There were a small number of people chased for money who didn't owe any - nothing like was claimed by Matt and Marcus.

Zoe said...

The changes in rent payment dates has little to do with the evictions issue - a switch to a 'real time' system was quite sensible in my view, and makes tracking accounts and arrears much easier. The problems there arose becuase of the information that went out to tenants, which was not clear. Pursuing evictions as a means of reducing overall arrears is a different issue, as once a tenant is evicted, the arrears become former tenancy arrears and therefore can be written off. If you are going to reduce arrears quickly, then having people with arrears of £1000 paying them off at £2.80 per week deducted from their benefits doesn't work, despite the fact that it sustains the tenancy and ensures that the debt is actually repaid, albeit over a long period of time. So it's not uncommon for landlords to try and purge arrears via evictions - and given that judges are (mostly) quite reasonable to tenants in these cases, the easiest targets are some of the most vunerable people - particularly older, single men. I don't know if it's happening in the Housing Department yet, but it's not an uncommon strategy..

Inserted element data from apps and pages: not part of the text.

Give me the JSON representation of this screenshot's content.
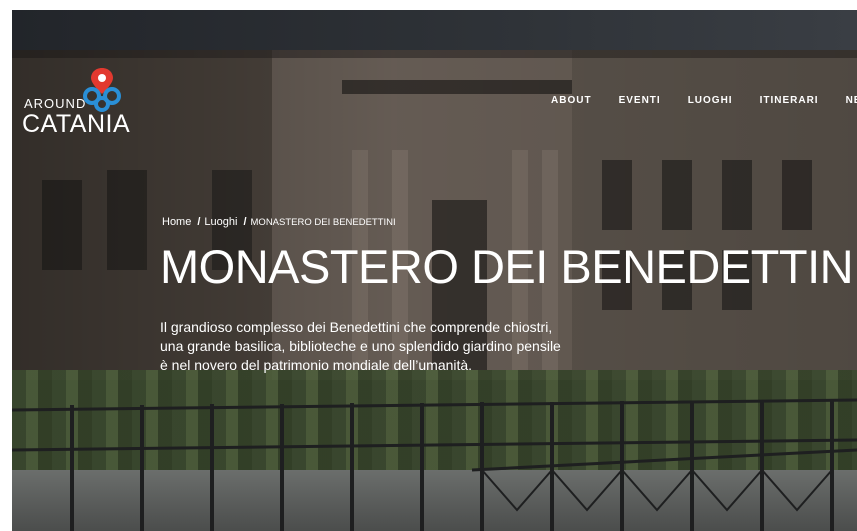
{
  "brand": {
    "around": "AROUND",
    "city": "CATANIA"
  },
  "nav": {
    "items": [
      "ABOUT",
      "EVENTI",
      "LUOGHI",
      "ITINERARI",
      "NEV"
    ]
  },
  "breadcrumb": {
    "home": "Home",
    "separator": "/",
    "section": "Luoghi",
    "current": "MONASTERO DEI BENEDETTINI"
  },
  "hero": {
    "title": "MONASTERO DEI BENEDETTINI",
    "description": "Il grandioso complesso dei Benedettini che comprende chiostri, una grande basilica, biblioteche e uno splendido giardino pensile è nel novero del patrimonio mondiale dell’umanità."
  },
  "colors": {
    "logo_red": "#e2392f",
    "logo_blue": "#2a8fd6",
    "text": "#ffffff"
  },
  "icons": {
    "logo": "map-pin-knot-icon"
  }
}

PoliticalHack said...

Is this about accounting or about people's homes? Last time I checked, the City Council was a social landlord, which should carry with it responsibilities beyond that of a commercial 'for profit' company.

In my view, the Council are putting the pursuit of arrears reduction ahead of the interests of some tenants. I specifically exclude those who won't pay, but I have been led to believe that there is a new aggression from the housing department.

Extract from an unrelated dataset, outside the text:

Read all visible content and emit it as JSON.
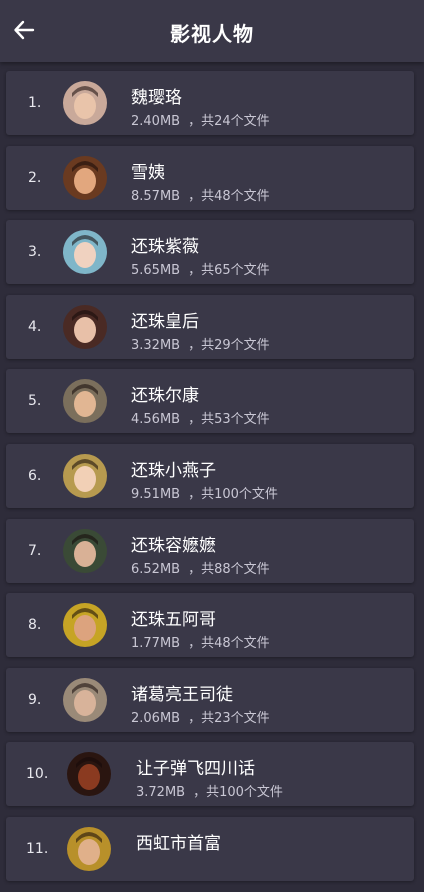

John is in a far better place to examine those issues - a quick check with Housing on recent submissions to the county court should answer the question without asking me to identify sources (that would be unethical).

john said...

There is no need to identify sources. All I would ask is that I am sent details of cases where the tenants offered to pay over time, but this was refused.

It is the same as "put up or shut up".

Zoe said...

I have asked for a breakdown of court action and arrears levels, but I won't get it until the end of the financial year. Every case is different, but if there is a trend towards eviction rather than repayment plans, then it should be clear from the figures.

PoliticalHack said...

Thanks Zoe.

If I'm wrong, I'm happy to offer a correction - I do strive for accuracy in what I write.